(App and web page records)
Content starts

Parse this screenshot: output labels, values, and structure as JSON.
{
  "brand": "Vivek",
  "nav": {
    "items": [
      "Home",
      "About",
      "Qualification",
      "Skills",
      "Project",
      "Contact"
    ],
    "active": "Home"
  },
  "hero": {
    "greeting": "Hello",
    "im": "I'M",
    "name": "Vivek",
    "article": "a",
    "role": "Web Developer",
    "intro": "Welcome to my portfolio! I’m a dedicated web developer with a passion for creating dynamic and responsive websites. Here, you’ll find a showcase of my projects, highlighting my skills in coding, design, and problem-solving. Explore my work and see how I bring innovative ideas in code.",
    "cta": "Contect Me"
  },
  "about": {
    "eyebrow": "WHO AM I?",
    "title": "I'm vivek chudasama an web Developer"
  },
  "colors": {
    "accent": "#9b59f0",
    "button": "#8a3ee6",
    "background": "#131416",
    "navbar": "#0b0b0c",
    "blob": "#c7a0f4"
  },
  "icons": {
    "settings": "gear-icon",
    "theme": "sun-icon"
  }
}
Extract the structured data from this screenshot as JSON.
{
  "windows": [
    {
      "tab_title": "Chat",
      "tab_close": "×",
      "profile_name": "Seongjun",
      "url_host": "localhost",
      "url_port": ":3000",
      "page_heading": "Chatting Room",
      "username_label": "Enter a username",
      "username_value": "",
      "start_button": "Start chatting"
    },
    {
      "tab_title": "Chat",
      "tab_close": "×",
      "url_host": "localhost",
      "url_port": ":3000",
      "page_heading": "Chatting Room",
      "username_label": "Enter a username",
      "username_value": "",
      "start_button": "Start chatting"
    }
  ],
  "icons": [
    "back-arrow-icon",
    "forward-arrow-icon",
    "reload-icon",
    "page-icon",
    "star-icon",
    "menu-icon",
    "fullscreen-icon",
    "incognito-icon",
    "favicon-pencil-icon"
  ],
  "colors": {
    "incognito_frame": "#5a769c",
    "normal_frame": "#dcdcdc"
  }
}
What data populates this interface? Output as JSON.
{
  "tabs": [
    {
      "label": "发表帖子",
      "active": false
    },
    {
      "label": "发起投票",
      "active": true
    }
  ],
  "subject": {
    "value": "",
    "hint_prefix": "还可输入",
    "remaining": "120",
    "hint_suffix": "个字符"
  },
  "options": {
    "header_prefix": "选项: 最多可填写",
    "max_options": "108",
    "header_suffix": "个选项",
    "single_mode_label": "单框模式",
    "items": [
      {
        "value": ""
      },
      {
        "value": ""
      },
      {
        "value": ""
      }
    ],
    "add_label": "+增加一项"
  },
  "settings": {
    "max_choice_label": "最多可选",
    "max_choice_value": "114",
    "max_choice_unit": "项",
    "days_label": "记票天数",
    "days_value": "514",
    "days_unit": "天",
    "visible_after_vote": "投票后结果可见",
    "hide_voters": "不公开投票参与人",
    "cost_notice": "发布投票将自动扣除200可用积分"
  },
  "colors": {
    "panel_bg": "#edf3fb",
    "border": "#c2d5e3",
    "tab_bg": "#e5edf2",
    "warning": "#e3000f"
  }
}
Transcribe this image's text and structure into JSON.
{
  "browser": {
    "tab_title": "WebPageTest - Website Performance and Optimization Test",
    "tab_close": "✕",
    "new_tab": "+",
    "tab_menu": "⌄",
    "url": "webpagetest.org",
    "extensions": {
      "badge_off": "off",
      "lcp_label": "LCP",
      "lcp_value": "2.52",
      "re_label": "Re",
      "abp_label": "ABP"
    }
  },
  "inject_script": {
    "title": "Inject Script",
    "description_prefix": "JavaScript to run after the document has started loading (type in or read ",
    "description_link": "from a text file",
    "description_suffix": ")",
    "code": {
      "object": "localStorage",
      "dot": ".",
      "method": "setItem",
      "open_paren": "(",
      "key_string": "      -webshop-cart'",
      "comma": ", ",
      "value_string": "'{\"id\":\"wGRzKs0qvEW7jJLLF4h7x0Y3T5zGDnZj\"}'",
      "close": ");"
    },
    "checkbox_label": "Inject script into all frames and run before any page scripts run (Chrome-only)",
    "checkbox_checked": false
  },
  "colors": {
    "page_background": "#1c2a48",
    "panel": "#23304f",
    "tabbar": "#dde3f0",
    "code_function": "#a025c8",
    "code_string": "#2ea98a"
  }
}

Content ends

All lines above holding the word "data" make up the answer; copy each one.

- _Your solution_
Extract the structured data from this screenshot as JSON.
What data populates this interface? Output as JSON.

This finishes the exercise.